NEWSFLASH! In September I will join The Conversation as its Business and Economy Editor. I have been honoured to work at The Age for the past ten years, originally alongside the legendry Tim Colebatch, and for the past four years as economics editor in my own right.

At The Conversation, my job will be to make the best thinking from Australia's 40 univerisites accessible to the widest possible audience. That means you. From the new year I will also write a weekly column.

On this site are most of the important things I have written for Fairfax and the ABC over the past few decades. I recommend the Search function. The site is a record for you, as well as me.

I'll continue to post great things from The Conversation and other places here, and also on Twitter and Facebook. Enjoy.

Saturday, May 01, 2010

Turnbull's back!!!


AAP:

Former Liberal leader Malcolm Turnbull has stepped back into the political fray savaging Kevin Rudd’s position on the emissions trading scheme as ‘‘the greatest act of political gutlessness anyone has ever seen’’.

Mr Turnbull said his decision to recontest his eastern Sydney seat of Wentworth at this year’s election was sparked by the ‘‘extraordinary conduct of the Rudd government’’, in particular the prime minister’s recent decision to shelve the emissions trading scheme.

‘‘He does not have the courage of his convictions, he has walked away from his climate change policy and he now has no climate change policy at all,’’ Mr Turnbull said, describing Mr Rudd’s decision as ‘‘the greatest act of political gutlessness anyone has ever seen’’.

‘‘I believe political leaders have to have guts and have to have courage and that is the reason I am stepping back into the fray and running again here in Wentworth.’’

Mr Turnbull said he stands by his support for the emissions trading scheme, which led to him losing the party’s leadership to Tony Abbott last December.
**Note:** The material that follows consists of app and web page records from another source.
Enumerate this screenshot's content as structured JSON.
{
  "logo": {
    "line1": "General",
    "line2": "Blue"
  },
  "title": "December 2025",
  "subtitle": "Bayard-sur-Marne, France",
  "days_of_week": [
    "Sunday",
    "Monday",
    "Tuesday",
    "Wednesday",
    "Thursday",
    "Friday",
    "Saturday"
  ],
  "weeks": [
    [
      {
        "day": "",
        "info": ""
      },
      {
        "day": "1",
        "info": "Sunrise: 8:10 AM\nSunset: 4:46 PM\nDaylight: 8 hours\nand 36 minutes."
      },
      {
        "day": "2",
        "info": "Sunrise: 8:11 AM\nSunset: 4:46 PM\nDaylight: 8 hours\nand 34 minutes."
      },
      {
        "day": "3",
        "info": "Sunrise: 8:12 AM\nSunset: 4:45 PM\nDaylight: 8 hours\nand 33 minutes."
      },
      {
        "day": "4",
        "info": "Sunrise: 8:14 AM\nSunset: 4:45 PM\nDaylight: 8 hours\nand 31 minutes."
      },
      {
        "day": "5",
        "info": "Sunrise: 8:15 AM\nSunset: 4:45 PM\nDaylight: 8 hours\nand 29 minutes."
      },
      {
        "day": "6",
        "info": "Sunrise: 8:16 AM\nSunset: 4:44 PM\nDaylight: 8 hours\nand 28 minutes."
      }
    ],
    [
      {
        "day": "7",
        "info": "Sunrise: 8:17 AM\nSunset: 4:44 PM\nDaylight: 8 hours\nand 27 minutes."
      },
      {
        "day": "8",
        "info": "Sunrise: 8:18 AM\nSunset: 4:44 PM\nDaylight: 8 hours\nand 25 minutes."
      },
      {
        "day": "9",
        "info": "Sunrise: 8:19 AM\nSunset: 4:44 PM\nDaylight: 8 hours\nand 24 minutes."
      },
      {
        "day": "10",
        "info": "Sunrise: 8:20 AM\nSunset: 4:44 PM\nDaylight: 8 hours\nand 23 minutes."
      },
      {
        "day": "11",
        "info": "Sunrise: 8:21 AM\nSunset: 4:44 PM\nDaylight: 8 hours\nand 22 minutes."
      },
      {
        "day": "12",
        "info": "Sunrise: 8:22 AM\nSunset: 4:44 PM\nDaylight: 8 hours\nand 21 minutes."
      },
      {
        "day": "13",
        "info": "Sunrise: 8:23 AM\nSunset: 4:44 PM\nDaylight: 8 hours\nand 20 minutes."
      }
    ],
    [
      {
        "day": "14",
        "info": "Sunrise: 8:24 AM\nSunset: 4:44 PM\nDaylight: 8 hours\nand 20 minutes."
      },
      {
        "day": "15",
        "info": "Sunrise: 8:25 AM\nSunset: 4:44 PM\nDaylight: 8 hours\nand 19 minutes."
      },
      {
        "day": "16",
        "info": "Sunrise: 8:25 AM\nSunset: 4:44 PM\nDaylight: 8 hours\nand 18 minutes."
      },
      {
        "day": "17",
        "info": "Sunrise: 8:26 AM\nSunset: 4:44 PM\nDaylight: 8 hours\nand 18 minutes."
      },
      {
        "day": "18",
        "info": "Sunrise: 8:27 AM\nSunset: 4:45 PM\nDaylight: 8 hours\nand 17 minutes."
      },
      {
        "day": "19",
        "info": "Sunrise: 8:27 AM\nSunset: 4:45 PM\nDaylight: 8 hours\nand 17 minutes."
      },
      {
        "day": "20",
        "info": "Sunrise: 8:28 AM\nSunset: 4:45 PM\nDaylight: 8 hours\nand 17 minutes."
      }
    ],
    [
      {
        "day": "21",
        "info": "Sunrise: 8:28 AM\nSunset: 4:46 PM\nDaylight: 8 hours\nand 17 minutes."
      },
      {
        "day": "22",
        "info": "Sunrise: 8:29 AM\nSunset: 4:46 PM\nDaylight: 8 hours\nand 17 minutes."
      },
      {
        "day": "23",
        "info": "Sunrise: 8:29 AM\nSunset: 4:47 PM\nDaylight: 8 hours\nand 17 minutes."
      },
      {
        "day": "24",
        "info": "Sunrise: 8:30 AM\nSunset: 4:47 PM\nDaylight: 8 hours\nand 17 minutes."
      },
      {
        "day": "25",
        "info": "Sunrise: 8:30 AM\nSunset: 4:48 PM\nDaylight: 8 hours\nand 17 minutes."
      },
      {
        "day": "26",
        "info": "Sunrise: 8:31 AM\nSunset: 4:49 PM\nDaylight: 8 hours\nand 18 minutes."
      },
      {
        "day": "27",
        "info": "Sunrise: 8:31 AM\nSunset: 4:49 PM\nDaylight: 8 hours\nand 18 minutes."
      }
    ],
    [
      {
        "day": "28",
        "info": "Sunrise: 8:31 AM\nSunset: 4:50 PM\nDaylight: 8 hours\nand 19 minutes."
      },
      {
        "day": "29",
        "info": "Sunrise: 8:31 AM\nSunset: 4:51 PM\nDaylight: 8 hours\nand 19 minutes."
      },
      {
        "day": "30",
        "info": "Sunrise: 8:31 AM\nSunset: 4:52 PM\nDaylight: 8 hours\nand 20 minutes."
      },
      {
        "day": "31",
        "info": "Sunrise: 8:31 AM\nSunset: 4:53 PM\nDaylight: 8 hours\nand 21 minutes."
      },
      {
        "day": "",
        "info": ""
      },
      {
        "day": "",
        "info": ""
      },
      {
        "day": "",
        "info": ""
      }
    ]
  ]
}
‘‘I will always make the case for an emissions trading scheme but I cannot always guarantee I will carry the day,’’ Mr Turnbull said.

‘‘People know what I stand for, but the party has a policy.’’

Mr Turnbull said Mr Abbot had been ‘‘very supportive’’ of his decision to remain in politics.

However, he said he does not anticipate a return to the opposition front bench before the next election.

‘‘(Mr Abbott) has made some remarks publicly about possible future roles for me after the election, but I leave that to him,’’ Mr Turnbull said in Sydney today.



TURNBULL'S ANNOUNCEMENT